If I were a betting man, and I'd lay 2-1 that I'm not, I would probably hold on to my money rather than take a chance that the FSA will finally get its authority in 2001.
It has already taken more than two years to get this far and the end of the road still seems to be a long way off.
Despite all of the Gov ern ment's attempts to the contrary, IFAs will survive, after all they seem to have a knack of overcoming attempts from upon high to rub them off the scene.
I will finally write a “good news” story about the FSA, to the great wonderment of Jackie Blyth and Andy Flem ing in its press office.
The arrogance of New Labour will finally catch up with them as the Tories narrowly take the lead in the polls and win next spring's general election.

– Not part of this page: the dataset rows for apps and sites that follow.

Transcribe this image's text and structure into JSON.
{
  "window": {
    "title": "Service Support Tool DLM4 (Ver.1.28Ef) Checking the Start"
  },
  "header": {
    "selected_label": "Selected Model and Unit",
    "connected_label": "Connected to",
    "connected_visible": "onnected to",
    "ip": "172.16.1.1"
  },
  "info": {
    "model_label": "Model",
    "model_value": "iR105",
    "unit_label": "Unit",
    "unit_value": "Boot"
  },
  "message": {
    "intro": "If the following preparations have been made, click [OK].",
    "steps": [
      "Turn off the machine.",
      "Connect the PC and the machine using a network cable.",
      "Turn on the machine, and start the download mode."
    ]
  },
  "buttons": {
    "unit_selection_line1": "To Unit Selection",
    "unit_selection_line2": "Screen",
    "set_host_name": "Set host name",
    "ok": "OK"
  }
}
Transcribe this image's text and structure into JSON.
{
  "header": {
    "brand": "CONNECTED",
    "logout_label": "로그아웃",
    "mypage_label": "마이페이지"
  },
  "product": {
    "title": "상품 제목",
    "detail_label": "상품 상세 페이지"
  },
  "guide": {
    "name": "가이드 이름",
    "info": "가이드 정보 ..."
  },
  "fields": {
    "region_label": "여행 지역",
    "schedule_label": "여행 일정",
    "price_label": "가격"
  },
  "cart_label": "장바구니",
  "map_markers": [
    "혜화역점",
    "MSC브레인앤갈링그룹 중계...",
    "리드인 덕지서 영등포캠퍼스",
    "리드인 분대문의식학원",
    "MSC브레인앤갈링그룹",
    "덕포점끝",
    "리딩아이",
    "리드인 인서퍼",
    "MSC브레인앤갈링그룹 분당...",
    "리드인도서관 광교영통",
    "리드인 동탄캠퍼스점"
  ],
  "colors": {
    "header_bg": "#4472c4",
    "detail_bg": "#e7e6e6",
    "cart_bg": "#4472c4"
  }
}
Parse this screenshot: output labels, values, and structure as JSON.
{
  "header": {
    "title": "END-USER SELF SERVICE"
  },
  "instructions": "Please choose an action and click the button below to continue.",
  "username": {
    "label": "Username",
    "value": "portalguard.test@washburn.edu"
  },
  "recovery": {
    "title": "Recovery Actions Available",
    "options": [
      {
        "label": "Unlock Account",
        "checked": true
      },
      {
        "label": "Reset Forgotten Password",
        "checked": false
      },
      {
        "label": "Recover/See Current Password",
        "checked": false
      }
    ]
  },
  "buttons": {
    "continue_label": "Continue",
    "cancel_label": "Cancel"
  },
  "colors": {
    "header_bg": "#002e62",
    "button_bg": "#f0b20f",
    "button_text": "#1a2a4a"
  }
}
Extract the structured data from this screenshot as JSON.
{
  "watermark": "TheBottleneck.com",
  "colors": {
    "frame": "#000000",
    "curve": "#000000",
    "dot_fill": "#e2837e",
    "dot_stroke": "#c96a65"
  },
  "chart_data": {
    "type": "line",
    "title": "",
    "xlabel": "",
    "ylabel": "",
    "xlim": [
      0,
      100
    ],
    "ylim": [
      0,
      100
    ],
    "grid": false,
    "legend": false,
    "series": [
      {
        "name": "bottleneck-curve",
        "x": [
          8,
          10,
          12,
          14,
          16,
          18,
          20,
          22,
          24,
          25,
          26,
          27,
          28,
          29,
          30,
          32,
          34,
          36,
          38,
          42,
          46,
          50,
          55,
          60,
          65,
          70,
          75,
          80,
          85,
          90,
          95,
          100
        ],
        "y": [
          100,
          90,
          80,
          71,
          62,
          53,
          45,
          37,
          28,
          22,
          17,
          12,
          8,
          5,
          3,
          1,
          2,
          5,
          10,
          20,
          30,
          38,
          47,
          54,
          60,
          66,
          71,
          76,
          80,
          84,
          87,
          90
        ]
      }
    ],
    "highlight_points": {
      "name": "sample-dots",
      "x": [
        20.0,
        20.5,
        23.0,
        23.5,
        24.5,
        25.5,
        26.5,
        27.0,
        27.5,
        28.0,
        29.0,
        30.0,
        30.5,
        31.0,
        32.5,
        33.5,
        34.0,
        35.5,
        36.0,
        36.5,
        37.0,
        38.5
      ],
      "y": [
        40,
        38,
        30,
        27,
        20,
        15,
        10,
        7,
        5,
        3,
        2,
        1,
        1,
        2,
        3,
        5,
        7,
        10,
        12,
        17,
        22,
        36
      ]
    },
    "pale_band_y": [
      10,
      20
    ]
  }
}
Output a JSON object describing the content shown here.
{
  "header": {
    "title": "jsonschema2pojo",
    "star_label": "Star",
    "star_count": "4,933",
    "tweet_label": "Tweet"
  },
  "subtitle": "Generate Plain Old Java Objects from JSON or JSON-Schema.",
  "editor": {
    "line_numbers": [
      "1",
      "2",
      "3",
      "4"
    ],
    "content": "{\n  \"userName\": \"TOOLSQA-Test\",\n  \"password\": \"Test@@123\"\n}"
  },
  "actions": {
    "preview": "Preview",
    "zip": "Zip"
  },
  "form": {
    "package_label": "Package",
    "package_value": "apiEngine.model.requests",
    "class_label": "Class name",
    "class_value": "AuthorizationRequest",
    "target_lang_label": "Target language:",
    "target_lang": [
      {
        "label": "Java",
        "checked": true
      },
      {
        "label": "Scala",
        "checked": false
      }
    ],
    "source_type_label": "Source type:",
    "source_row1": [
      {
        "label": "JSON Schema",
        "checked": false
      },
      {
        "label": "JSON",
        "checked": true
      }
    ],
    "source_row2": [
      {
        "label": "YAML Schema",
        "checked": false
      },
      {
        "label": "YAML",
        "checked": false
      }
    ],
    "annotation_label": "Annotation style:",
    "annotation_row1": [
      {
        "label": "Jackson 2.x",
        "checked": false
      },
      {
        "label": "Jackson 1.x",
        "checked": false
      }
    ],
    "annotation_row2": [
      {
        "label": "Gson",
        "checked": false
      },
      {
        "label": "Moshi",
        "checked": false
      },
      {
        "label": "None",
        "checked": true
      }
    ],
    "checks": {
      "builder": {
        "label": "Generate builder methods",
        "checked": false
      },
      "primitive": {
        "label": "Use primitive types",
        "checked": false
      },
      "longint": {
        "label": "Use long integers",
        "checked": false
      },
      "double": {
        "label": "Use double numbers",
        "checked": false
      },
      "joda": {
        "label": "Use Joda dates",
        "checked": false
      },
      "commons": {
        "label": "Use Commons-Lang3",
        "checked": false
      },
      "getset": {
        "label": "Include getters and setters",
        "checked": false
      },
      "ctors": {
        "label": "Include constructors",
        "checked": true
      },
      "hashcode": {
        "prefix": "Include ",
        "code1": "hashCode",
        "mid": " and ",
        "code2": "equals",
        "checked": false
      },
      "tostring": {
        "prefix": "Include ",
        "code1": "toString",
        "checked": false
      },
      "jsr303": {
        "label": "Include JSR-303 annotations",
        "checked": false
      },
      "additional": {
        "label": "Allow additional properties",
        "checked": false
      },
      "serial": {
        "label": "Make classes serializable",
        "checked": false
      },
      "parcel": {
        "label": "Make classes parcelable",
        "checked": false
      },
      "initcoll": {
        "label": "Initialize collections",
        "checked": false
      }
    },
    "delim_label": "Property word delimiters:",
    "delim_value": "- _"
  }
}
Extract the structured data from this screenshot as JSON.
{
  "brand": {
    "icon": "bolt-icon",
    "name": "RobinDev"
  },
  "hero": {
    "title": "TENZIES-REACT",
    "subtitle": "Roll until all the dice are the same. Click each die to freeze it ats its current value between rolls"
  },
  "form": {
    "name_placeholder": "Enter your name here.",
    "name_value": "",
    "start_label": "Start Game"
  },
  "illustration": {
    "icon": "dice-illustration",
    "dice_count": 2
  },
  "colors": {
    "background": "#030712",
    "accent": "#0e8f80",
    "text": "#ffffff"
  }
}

And last but not least, to the great merriment of all my colleagues and contacts within the industry, I will leave your fine country and go back home to Canada.